Something Everyone Should Know – by Jonathan Yasko
If you have worked in the United States, you may have heard about the 80/20 Rule. Quite simply put, the 80/20 rule is defined as; 80 percent of your revenue comes from the top 20 percent of your clients. Most “for profit” organizations focus on that top 20%, meanwhile neglecting or ignoring the remaining 80%.
Ladies and gentlemen, the title insurance world is no different. The real estate collapse has forced the shutdown of many Title Insurance Underwriters, while the remaining Underwriters had no other choice but to increase their requirements for agents seeking an appointment with them. Now, you factor in the American Land Title Association’s Best Practices, followed by the soon to be released “Final Rule” by the Consumer Financial Protection Bureau and the stakes become that much higher.
Almost all Underwriters must subscribe to the same 80/20 rule, simply because of how our business is structured. Let me explain why.
For many years, Southern Title Insurance Corp., the former Underwriter that I worked for, declared they did not have any net remittance requirements.
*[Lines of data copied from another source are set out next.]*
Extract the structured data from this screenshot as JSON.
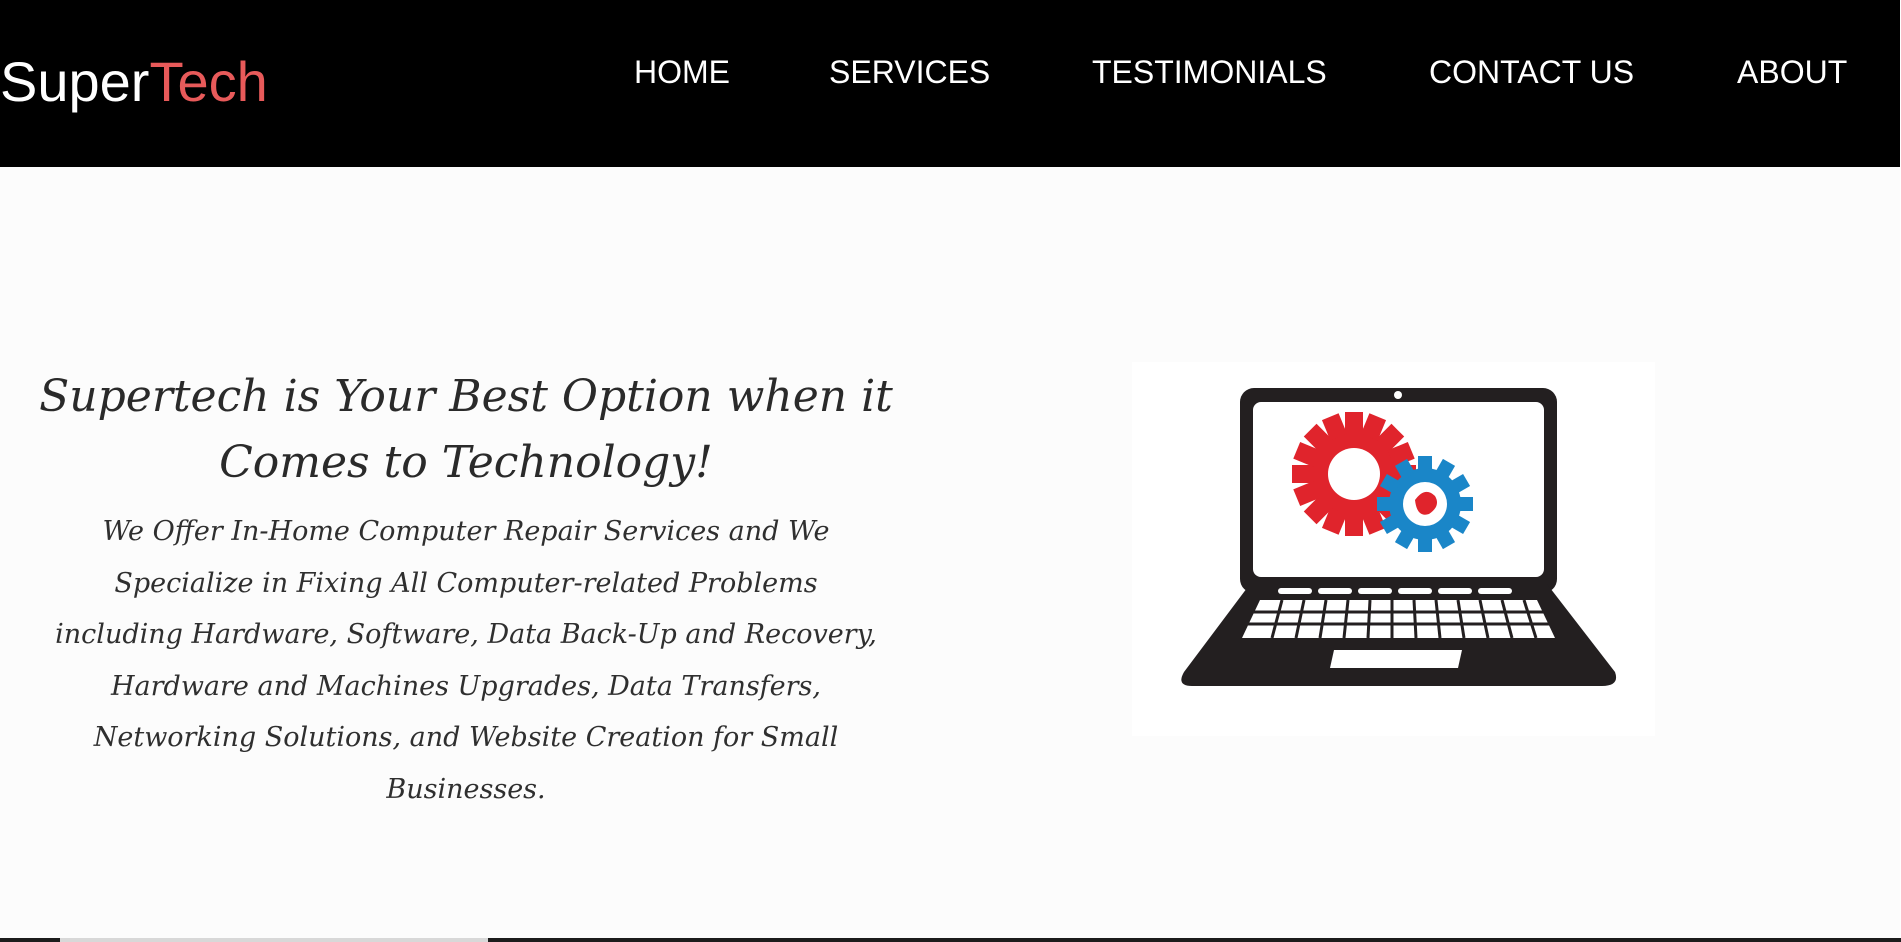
{
  "brand": {
    "logo_part1": "Super",
    "logo_part2": "Tech",
    "accent_color": "#e85a5a"
  },
  "nav": {
    "items": [
      {
        "label": "HOME"
      },
      {
        "label": "SERVICES"
      },
      {
        "label": "TESTIMONIALS"
      },
      {
        "label": "CONTACT US"
      },
      {
        "label": "ABOUT"
      }
    ]
  },
  "hero": {
    "title": "Supertech is Your Best Option when it Comes to Technology!",
    "description": "We Offer In-Home Computer Repair Services and We Specialize in Fixing All Computer-related Problems including Hardware, Software, Data Back-Up and Recovery, Hardware and Machines Upgrades, Data Transfers, Networking Solutions, and Website Creation for Small Businesses.",
    "image": {
      "icon": "laptop-gears-icon",
      "gear_colors": [
        "#e0242c",
        "#1a86c8"
      ]
    }
  }
}
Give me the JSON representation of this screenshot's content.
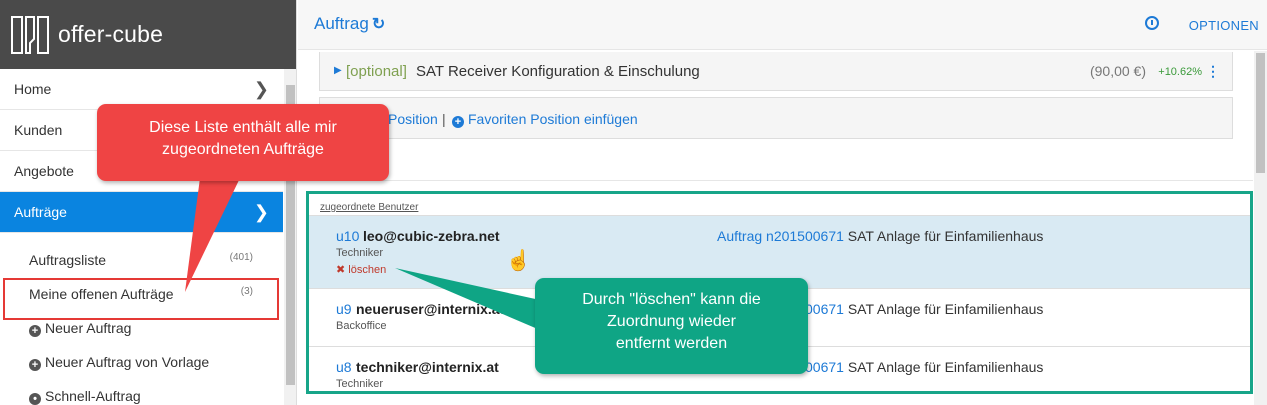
{
  "brand": {
    "name": "offer-cube"
  },
  "sidebar": {
    "items": [
      {
        "label": "Home"
      },
      {
        "label": "Kunden"
      },
      {
        "label": "Angebote"
      },
      {
        "label": "Aufträge"
      }
    ],
    "sub_items": [
      {
        "label": "Auftragsliste",
        "count": "(401)"
      },
      {
        "label": "Meine offenen Aufträge",
        "count": "(3)"
      },
      {
        "label": "Neuer Auftrag"
      },
      {
        "label": "Neuer Auftrag von Vorlage"
      },
      {
        "label": "Schnell-Auftrag"
      }
    ]
  },
  "header": {
    "title": "Auftrag",
    "options_label": "OPTIONEN"
  },
  "position": {
    "optional_tag": "[optional]",
    "name": "SAT Receiver Konfiguration & Einschulung",
    "price": "(90,00 €)",
    "percent": "+10.62%"
  },
  "actions": {
    "add_position_visible": "Position",
    "separator": "|",
    "favorite": "Favoriten Position einfügen"
  },
  "users": {
    "heading": "zugeordnete Benutzer",
    "rows": [
      {
        "uid": "u10",
        "email": "leo@cubic-zebra.net",
        "role": "Techniker",
        "delete": "löschen",
        "auftrag_label": "Auftrag",
        "auftrag_number": "n201500671",
        "auftrag_desc": "SAT Anlage für Einfamilienhaus"
      },
      {
        "uid": "u9",
        "email": "neueruser@internix.at",
        "role": "Backoffice",
        "auftrag_number_partial": "00671",
        "auftrag_desc": "SAT Anlage für Einfamilienhaus"
      },
      {
        "uid": "u8",
        "email": "techniker@internix.at",
        "role": "Techniker",
        "auftrag_number_partial": "00671",
        "auftrag_desc": "SAT Anlage für Einfamilienhaus"
      }
    ]
  },
  "callouts": {
    "red": [
      "Diese Liste enthält alle mir",
      "zugeordneten Aufträge"
    ],
    "green": [
      "Durch \"löschen\" kann die",
      "Zuordnung wieder",
      "entfernt werden"
    ]
  },
  "colors": {
    "accent": "#1d7ad6",
    "active_nav": "#0a84e0",
    "callout_red": "#ef4444",
    "callout_green": "#0fa585"
  }
}
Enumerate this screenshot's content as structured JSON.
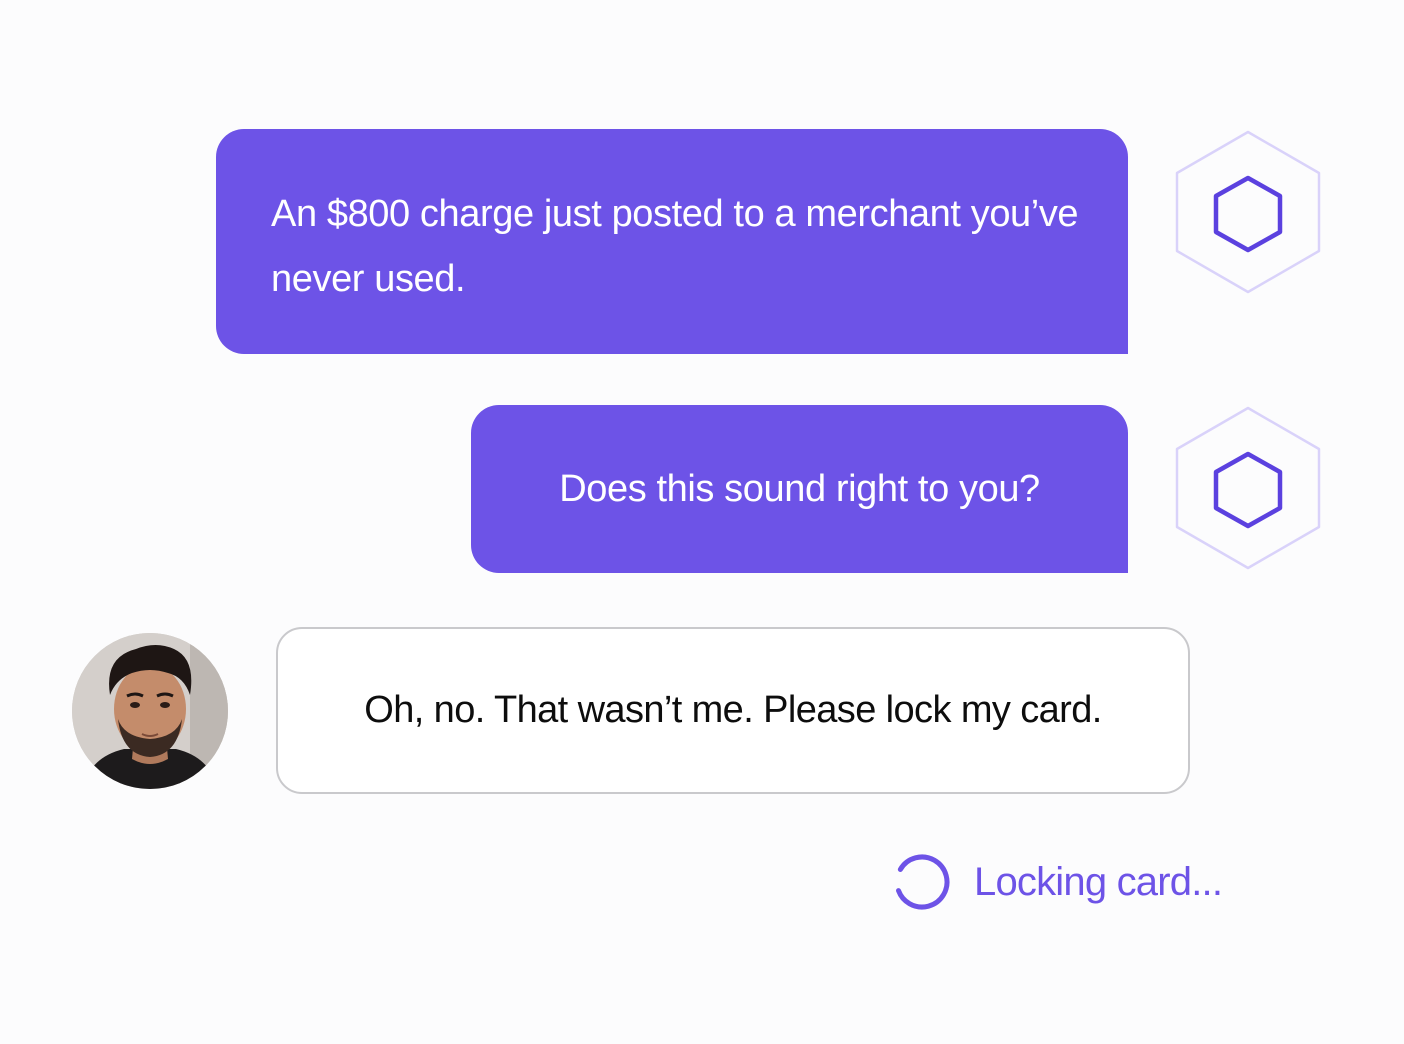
{
  "conversation": {
    "messages": [
      {
        "sender": "agent",
        "text": "An $800 charge just posted to a merchant you’ve never used."
      },
      {
        "sender": "agent",
        "text": "Does this sound right to you?"
      },
      {
        "sender": "user",
        "text": "Oh, no. That wasn’t me. Please lock my card."
      }
    ]
  },
  "status": {
    "text": "Locking card...",
    "icon": "loading-spinner-icon"
  },
  "colors": {
    "accent": "#6d53e7",
    "agent_bubble": "#6d53e7",
    "hexagon_outline_light": "#d9d2fa",
    "hexagon_outline_dark": "#5b41df",
    "user_bubble_border": "#c9c9cc",
    "background": "#fcfcfd"
  }
}
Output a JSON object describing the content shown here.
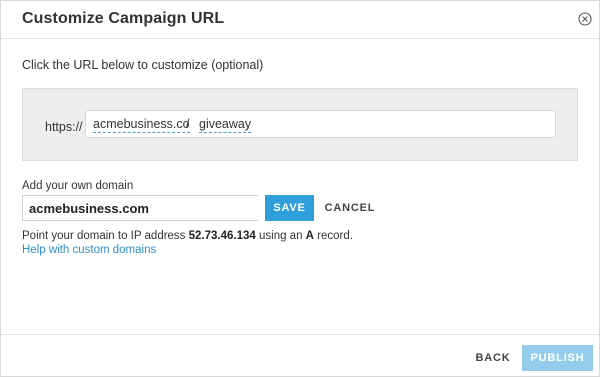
{
  "dialog": {
    "title": "Customize Campaign URL",
    "close_icon": "close-circle-icon"
  },
  "intro_text": "Click the URL below to customize (optional)",
  "url_editor": {
    "prefix": "https://",
    "domain": "acmebusiness.co",
    "separator": "/",
    "path": "giveaway"
  },
  "custom_domain": {
    "label": "Add your own domain",
    "value": "acmebusiness.com",
    "save_label": "SAVE",
    "cancel_label": "CANCEL",
    "instruction_pre": "Point your domain to IP address ",
    "ip_address": "52.73.46.134",
    "instruction_mid": " using an ",
    "record_type": "A",
    "instruction_post": " record.",
    "help_link": "Help with custom domains"
  },
  "footer": {
    "back_label": "BACK",
    "publish_label": "PUBLISH"
  },
  "colors": {
    "accent": "#2e9fd8",
    "publish_disabled": "#94cdeb",
    "link": "#2e90cc",
    "url_box_bg": "#eeeeee"
  }
}
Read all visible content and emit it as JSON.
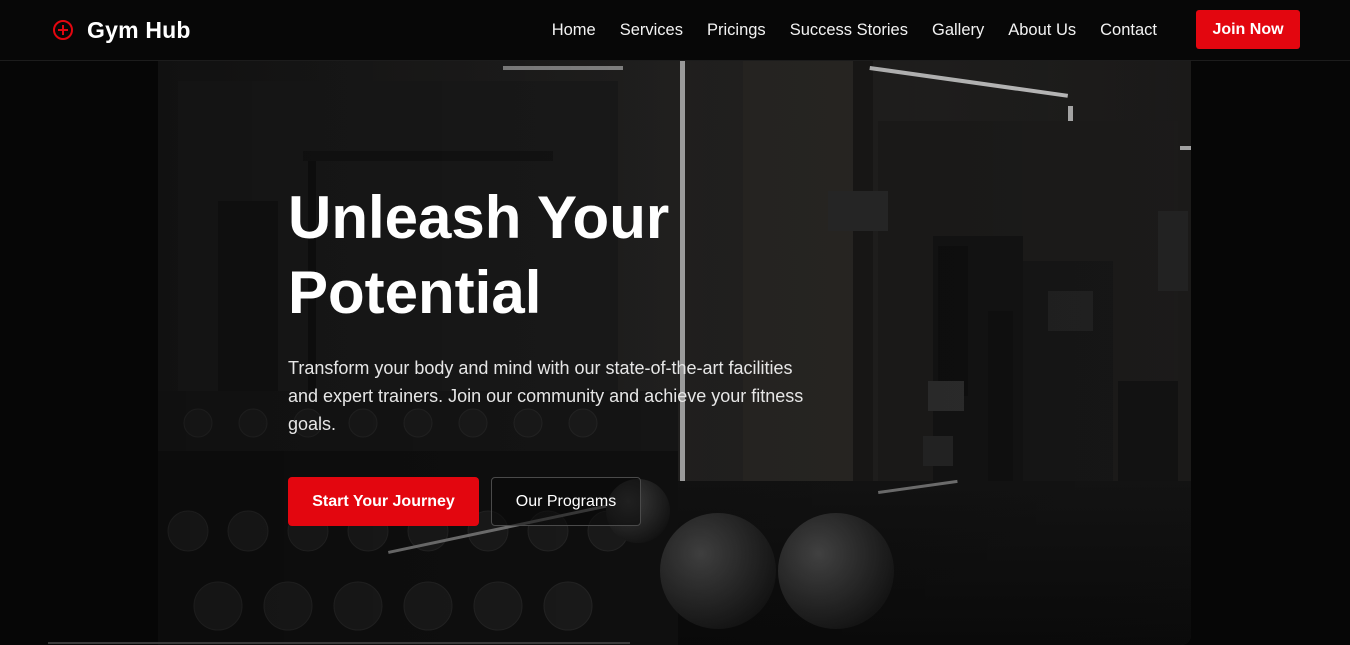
{
  "brand": {
    "name": "Gym Hub",
    "icon": "plus-circle-icon",
    "accent_color": "#e3060f"
  },
  "nav": {
    "links": [
      "Home",
      "Services",
      "Pricings",
      "Success Stories",
      "Gallery",
      "About Us",
      "Contact"
    ],
    "cta_label": "Join Now"
  },
  "hero": {
    "title": "Unleash Your Potential",
    "description": "Transform your body and mind with our state-of-the-art facilities and expert trainers. Join our community and achieve your fitness goals.",
    "primary_button": "Start Your Journey",
    "secondary_button": "Our Programs",
    "background_image": "dark gym interior with equipment"
  },
  "colors": {
    "background": "#060606",
    "button_red": "#e3060f",
    "text": "#ffffff"
  }
}
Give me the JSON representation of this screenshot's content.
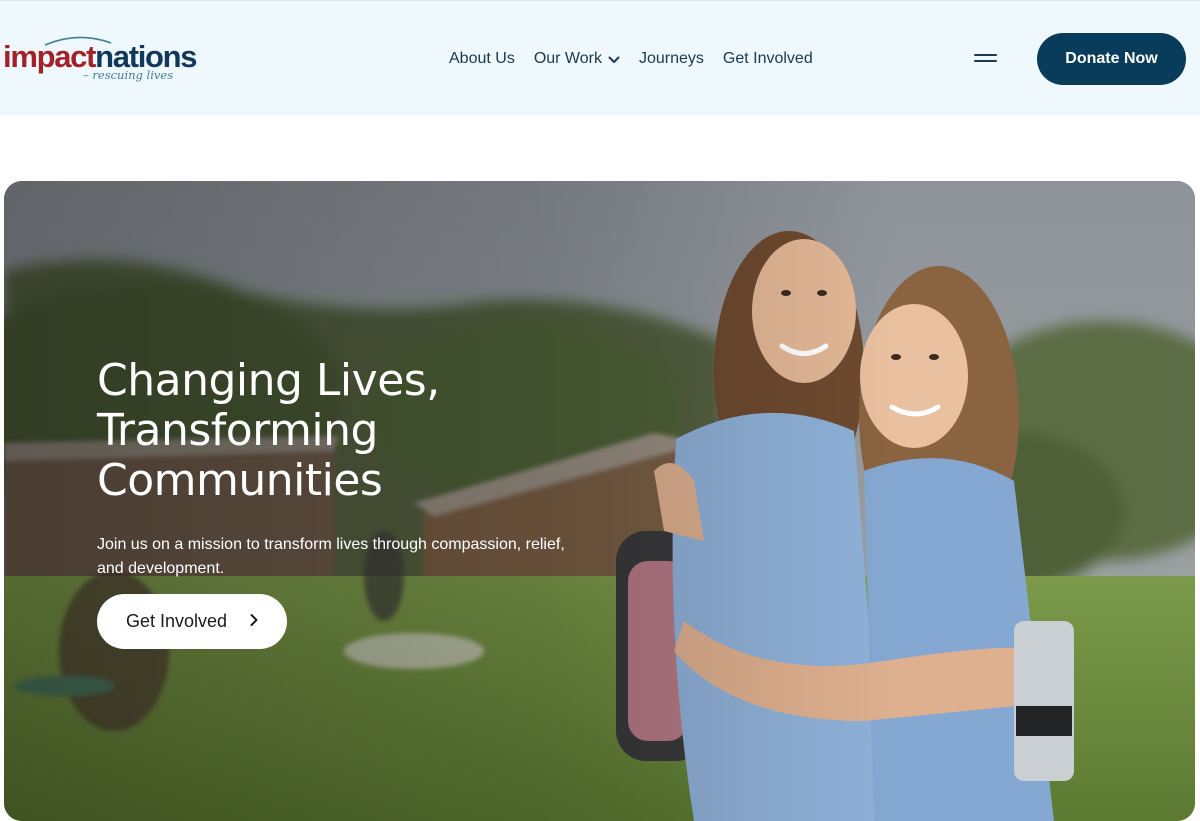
{
  "brand": {
    "name_part1": "impact",
    "name_part2": "nations",
    "tagline": "– rescuing lives"
  },
  "nav": {
    "items": [
      {
        "label": "About Us",
        "has_dropdown": false
      },
      {
        "label": "Our Work",
        "has_dropdown": true
      },
      {
        "label": "Journeys",
        "has_dropdown": false
      },
      {
        "label": "Get Involved",
        "has_dropdown": false
      }
    ]
  },
  "header": {
    "menu_icon": "hamburger-icon",
    "donate_label": "Donate Now"
  },
  "hero": {
    "title_lines": [
      "Changing Lives,",
      "Transforming",
      "Communities"
    ],
    "subtitle": "Join us on a mission to transform lives through compassion, relief, and development.",
    "cta_label": "Get Involved",
    "cta_icon": "chevron-right-icon",
    "image_description_icon": "hero-photo"
  },
  "colors": {
    "header_bg": "#eef8fd",
    "brand_red": "#a3222a",
    "brand_navy": "#11385a",
    "donate_bg": "#083c5a",
    "nav_text": "#1c3a4d"
  }
}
Although that statement may have been true in the past, as years ticked by and new regulations came about by the State and Federal level, we found ourselves forced to review what each agent was producing and ask the most important question, “is this agent worth keeping?” We could no longer continue on as “business as usual” because of the new requirements that must be supported by underwriting staff, but more importantly because of the claims produced and heavy expense of agent auditing.
At this point, it should not be a shocker as to the reason the industry as a whole got to where it did. Simply put, there were a few bad apples that ruined it for everyone. People were flocking to this industry that had no business being a part of it. Those two rolled up together produced a sharp increase in claims experienced by all the Underwriters. Even if a legitimate claim rolled in on your agency and it exceeded what you produced in a year, more than likely you were cancelled.
If you were a part of our previous Entrust Educational Webinar Events, you heard how there were approximately 91 Underwriters in the US in 2008, in June of 2010 this amount decreased to 54 and today there are 43.
So with low revenues and high claims, the business model itself was placed under a microscope. The entities looking through the microscope are different State’s Departments of Insurance, Lenders, and of course, the Federal Government. All of them basically have come to the conclusion that the current business model must change. Ladies and gentlemen, you now find the title industry moving towards the property and casualty business model.
All of the outside entities are now placing a tremendous amount of force and leverage on the remaining existing Underwriters. In some cases, the Lenders themselves have started to be proactive by only accepting the “Big 4” title insurance policies. So, if you are an agent or attorney and are writing on a “non-Big 4” Underwriter, chances are you are going to have to give the deal to someone else who can, or otherwise lose the deal entirely. In addition, the local State’s Department of Insurance are now placing specific, onsite audit requirements by the Underwriter. Again, this demand only increases what the agent must produce to maintain an appointment with an Underwriter.
The Underwriters are now finding themselves under this pressure and in often cases, pressure by stock holders. Therefore, with a limited budget and all expectations on the next quarterly earnings report, the focus is now on who can make them the most money with the least amount of cost. The demand is on maintaining and signing large volume agents (i.e. the 20% group receiving all of the focus by Underwriters). The remaining, lower-half 80% are the ones who are ignored and neglected because the same amount of effort is used to review a $10K agent as a $100K agent. So, the rule of thumb is, why waste time on a small to mid-size producing agent, when the effort should be spent on bringing on board large agents.
The same argument is made regarding claims. Let’s say there are two agents, one that remits $10K per year and the other that remits $100K per year. A legitimate title claim comes in for $50K. This claim would be repaid easily by the large agent, but it would take years for the small agent to cover the costs. This is another reason why the net remittance requirements are continuing to go up all over the country.
If we continue down this road, what you are going to see is large, national Underwriters and large, national agents. The ones most affected by the way things are trending are the sole practitioner attorneys, law firms that conduct real estate closings as an ancillary part of their practice and the “mom & pop” title companies.
While at times it may seem like the large agents makes up the majority, in fact it is the opposite. The small to mid-size agents are the majority and often times they are the ones getting neglected or cancelled.
So if you are an agent, sole practitioner attorney, or law firm not wanting to worry about net remittance requirements, please take a look at our Nexus Program and how it can make a dramatic impact on your business. We are now accepting applications in Tennessee, Louisiana, Mississippi, Alabama, Georgia and Florida.
Let Entrust be your employee.